Scott’s shout-outs [35:42]

Sam Jacobs: Whether it’s a favorite book or a favorite entrepreneur or CEO, when you think about some of those influences, who are some of the folks or the content or the ideas that come to mind that you want us to know about?

Scott Olrich: Geoffrey Moore is a guy that I think has done and contributed a ton to Silicon Valley. His book Crossing the Chasm has arguably been one of the best books in Silicon Valley and still sits on my bookshelf today. Marc Benioff has done an incredible job as an orchestrator. Narrative drives everything he does in that company. He’s arguably one of the best category creators out there. My hat goes off to him.

Sam Jacobs: Any guiding principles or a life motto you want to share with us before we sign off?

Scott Olrich: Focus on what you’re great at. Everybody should write their own narrative. We all have our own personal narratives, so decide what your narrative and write it. Best of luck to each one of you.

Sam’s Corner [39:16]

Sam Jacobs: Hey, folks. Sam’s corner. I had a fantastic interview with Scott about how important the narrative is. He talked about Marc Benioff’s V2MOM, so when Scott’s talking about narrative he’s talking about vision. The vision of where you want the organization to go, what you want to have accomplished for your customers in the future. That vision of putting yourself into the future determines what your strategy is.

First you articulate that vision and then your values. Those two things in combination, the vision and the values, should be your flashlight and your compass for when you’re lost in the woods. It’s exciting to hear companies that are trying to change something big. When you’re pursuing a goal of category creation, you’re really pursuing a multi-year journey. That’s what Scott was talking about.

What We Learned

  • What the agreement cloud is
  • How to get started in category creation
  • Changing the sales game for smaller companies
  • How to know what you’re good at

Don’t miss episode 92 next week!

I hope you enjoyed the show. Before we go, let’s thank our sponsors.The first is DocuSign. Execute contracts and get to revenue faster with DocuSign, used by employees in 90% of the Fortune 500 businesses. Learn more at go.docusign.com/saleshacker. Our second sponsor is Outreach, the leading sales engagement platform.

If you want to reach out to me with feedback, you can reach me on LinkedIn. If you want to become a member of Revenue Collective, check out revenuecollective.com. If you haven’t rated the show, please give us five stars on the iTunes rating system so that we can remain in business and continue to bring you this show.

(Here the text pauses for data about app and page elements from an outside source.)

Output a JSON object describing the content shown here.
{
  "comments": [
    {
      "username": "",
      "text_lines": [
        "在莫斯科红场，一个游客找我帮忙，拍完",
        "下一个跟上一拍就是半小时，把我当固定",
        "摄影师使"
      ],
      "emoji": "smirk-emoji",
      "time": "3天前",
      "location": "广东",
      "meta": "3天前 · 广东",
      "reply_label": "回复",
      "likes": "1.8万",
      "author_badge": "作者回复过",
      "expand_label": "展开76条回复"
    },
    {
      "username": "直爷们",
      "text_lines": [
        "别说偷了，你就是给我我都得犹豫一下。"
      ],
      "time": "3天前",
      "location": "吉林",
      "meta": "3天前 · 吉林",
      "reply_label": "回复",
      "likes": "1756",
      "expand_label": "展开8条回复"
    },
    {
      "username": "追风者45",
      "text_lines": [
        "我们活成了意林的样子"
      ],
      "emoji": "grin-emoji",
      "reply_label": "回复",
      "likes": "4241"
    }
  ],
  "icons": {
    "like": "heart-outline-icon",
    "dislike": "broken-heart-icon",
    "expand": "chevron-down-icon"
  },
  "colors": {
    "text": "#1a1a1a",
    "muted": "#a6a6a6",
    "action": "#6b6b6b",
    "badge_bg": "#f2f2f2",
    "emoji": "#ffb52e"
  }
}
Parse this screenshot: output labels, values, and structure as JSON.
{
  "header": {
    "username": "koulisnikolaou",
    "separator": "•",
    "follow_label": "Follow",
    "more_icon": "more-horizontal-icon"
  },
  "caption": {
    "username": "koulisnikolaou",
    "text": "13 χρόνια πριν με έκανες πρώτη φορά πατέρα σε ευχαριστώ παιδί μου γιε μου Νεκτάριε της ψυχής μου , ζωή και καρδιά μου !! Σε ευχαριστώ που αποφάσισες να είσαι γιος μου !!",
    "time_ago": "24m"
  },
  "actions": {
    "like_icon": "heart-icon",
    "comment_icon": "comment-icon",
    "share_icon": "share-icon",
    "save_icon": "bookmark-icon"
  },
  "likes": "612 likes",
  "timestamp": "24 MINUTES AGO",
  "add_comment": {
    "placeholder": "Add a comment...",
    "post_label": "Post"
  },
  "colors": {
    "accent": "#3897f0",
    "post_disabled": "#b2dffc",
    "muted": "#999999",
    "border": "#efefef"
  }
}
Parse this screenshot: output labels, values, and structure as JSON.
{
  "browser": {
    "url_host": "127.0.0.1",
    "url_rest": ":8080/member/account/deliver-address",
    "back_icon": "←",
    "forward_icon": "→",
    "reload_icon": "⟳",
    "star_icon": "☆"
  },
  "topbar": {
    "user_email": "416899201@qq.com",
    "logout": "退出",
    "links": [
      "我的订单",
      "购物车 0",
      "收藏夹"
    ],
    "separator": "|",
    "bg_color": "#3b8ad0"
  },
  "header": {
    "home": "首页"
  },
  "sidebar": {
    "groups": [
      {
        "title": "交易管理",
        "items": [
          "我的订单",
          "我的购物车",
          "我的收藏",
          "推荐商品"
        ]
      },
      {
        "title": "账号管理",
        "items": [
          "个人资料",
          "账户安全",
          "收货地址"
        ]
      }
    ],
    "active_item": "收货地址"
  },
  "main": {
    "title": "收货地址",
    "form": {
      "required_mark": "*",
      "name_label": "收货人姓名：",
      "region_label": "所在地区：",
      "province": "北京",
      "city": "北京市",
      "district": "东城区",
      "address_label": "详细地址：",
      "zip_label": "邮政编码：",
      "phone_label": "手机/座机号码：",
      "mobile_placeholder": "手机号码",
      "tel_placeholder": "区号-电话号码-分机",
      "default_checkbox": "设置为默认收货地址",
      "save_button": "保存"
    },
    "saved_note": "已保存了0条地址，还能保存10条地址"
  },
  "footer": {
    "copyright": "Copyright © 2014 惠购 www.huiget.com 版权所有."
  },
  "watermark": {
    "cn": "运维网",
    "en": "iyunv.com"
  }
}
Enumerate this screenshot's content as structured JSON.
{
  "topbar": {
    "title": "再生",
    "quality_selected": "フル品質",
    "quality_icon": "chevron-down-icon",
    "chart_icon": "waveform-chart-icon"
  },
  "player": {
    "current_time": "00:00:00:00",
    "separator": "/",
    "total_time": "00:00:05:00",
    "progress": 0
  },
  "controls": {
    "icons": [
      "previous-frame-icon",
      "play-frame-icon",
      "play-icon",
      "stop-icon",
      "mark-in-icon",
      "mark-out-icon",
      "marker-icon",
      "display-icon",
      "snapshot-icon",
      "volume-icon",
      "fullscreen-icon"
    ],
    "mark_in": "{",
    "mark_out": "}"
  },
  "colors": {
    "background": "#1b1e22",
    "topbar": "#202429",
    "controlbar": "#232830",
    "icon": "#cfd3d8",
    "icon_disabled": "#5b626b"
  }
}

As always, thanks so much for listening, I’ll talk to you next time.

This is a sponsored guest post from a Sales Hacker partner.

Sam Jacobs is the Founder of Aqueduct Revenue Advisors and the New York Revenue Collective and regarded as one of the top start-up CROs in the tech community.

He has has over 15 years of experience scaling companies from post-revenue to ~$300M, has helped raise over $400M in institutional capital, and has helped companies of all sizes achieve an average annualized revenue growth rate of 48% over the last 15 years.